Koren Publishers recently sent me a review copy of Mikra and Meaning: Studies in Bible and Its Interpretation by Rabbi Nathaniel Helfgot, one of the books in their new Maggid imprint.
This was not necessarily a book that I would have chosen to read. Essays on a close reading of Tanach (the Hebrew Bible) carry a whiff of elementary school about them, don't they?
But that's exactly the attitude that Rabbi Helfgot is trying to puncture, and he does so quite successfully. The first and longest essay in the book, "Between Heaven and Earth: Curricula, Pedagogical Choices, Methodologies, and Values in the Study and Teaching of Tanakh" is a cri de coeur, imploring us not to neglect the careful study of the Torah shebikhtav in our passion for the Torah sheb'al peh. Rabbi Helfgot demonstrates that such study can be just as gratifying as mastering a difficult sugya of gemarah.
As importantly, he establishes an approach that allows us to learn from the best of contemporary critical scholarship without being untrue to traditional religious belief.

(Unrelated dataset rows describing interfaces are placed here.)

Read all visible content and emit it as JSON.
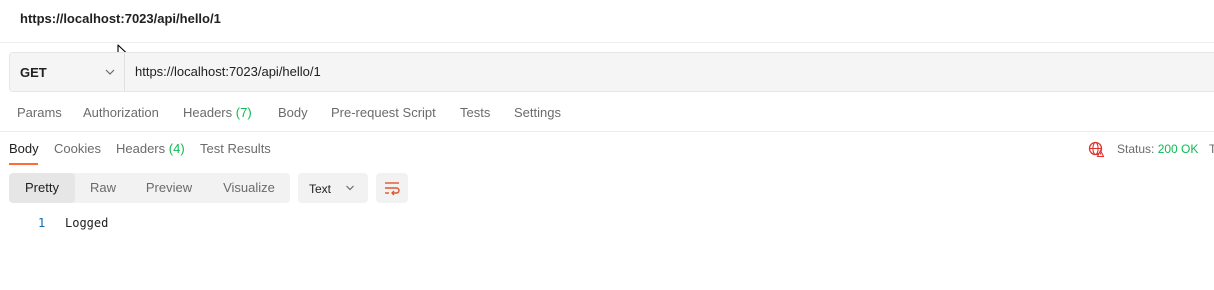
{
  "title": "https://localhost:7023/api/hello/1",
  "request": {
    "method": "GET",
    "url": "https://localhost:7023/api/hello/1"
  },
  "request_tabs": [
    {
      "label": "Params"
    },
    {
      "label": "Authorization"
    },
    {
      "label": "Headers",
      "count": "(7)"
    },
    {
      "label": "Body"
    },
    {
      "label": "Pre-request Script"
    },
    {
      "label": "Tests"
    },
    {
      "label": "Settings"
    }
  ],
  "response_tabs": [
    {
      "label": "Body"
    },
    {
      "label": "Cookies"
    },
    {
      "label": "Headers",
      "count": "(4)"
    },
    {
      "label": "Test Results"
    }
  ],
  "response_status": {
    "label": "Status:",
    "value": "200 OK",
    "truncated": "T"
  },
  "view_modes": [
    "Pretty",
    "Raw",
    "Preview",
    "Visualize"
  ],
  "format": "Text",
  "body_lines": [
    {
      "number": "1",
      "text": "Logged"
    }
  ],
  "icons": {
    "method_chevron": "chevron-down-icon",
    "format_chevron": "chevron-down-icon",
    "wrap": "wrap-lines-icon",
    "network": "globe-icon",
    "cursor": "mouse-cursor-icon"
  },
  "colors": {
    "accent": "#ff6c37",
    "count": "#0cbb52",
    "status_ok": "#0cbb52",
    "line_number": "#0b6bb3"
  }
}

As I read this essay, I kept finding myself enthusiastically quoting passages to my wife. Rabbi Helfgot has formulated a Modern Orthodox framework which is intellectually honest, openly inquisitive, and hashkafically secure. Such a framework is essential to the future of Modern Orthodoxy.
The remaining essays in the book apply this methodology to various biblical texts. Many of these essays were eye-opening, giving insights into how God's words reveal additional layers of meaning, or how later rabbinic sources crafted subtle allusions to Tanach. I have bookmarked several for use in divrei Torah.

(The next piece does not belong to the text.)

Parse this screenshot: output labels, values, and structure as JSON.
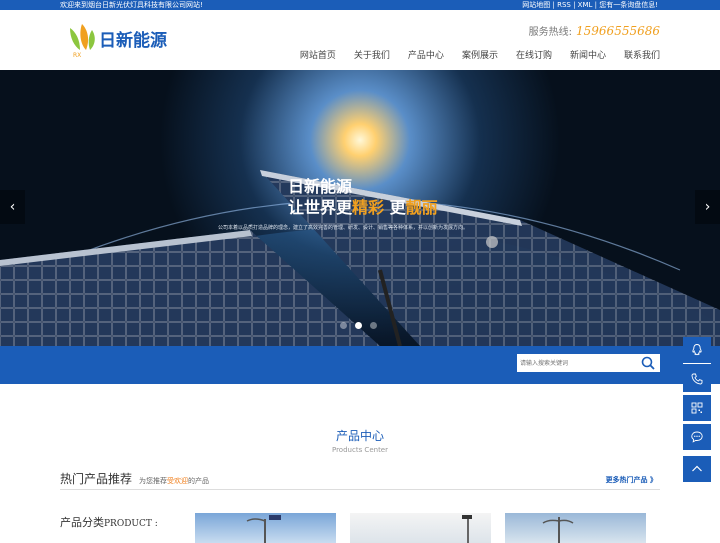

I have two criticisms of this book, both relatively minor.
Since this is a collection of essays that previously appeared elsewhere, there is occasional overlap where the same material is developed in the same way in multiple essays, especially in the coverage of sefer Bamidbar. While this is sometimes acknowleged in a footnote or by a brief editorial insertion, I found myself wishing that the material had been recombined and edited to form a more cohesive single text.
My other criticism relates to transliterations. I find transliterations distracting in general: first one must figure out which transliteration system (and which tradition of Hebrew pronunciation) is being used, and then convert the transliteration back to Hebrew, and finally one can process the Hebrew as words. Especially in this book, which focuses on the specific word choices and textual style, it would have been far better to present Tanach quotes (and shoreshim) in Hebrew rather than in transliteration. This is particularly disappointing, as this book is published by Koren, who excel in the typography of Tanakh texts; in the few instances where Hebrew does appear inline with the English text, it's beautiful, and it should have been done throughout.
Despite these shortcomings, though, Rabbi Helfgot and Maggid have given us a book that succeeds on three levels: First, its analyses enhance our understanding of Tanakh. Second, it presents by explanation and by example a new formulation of Torah scholarship. Third, it helps establish Maggid as a home for Modern Orthodox publishing, a much-needed counterbalance to the existing publishers of Orthodox texts.
I highly recommend this book.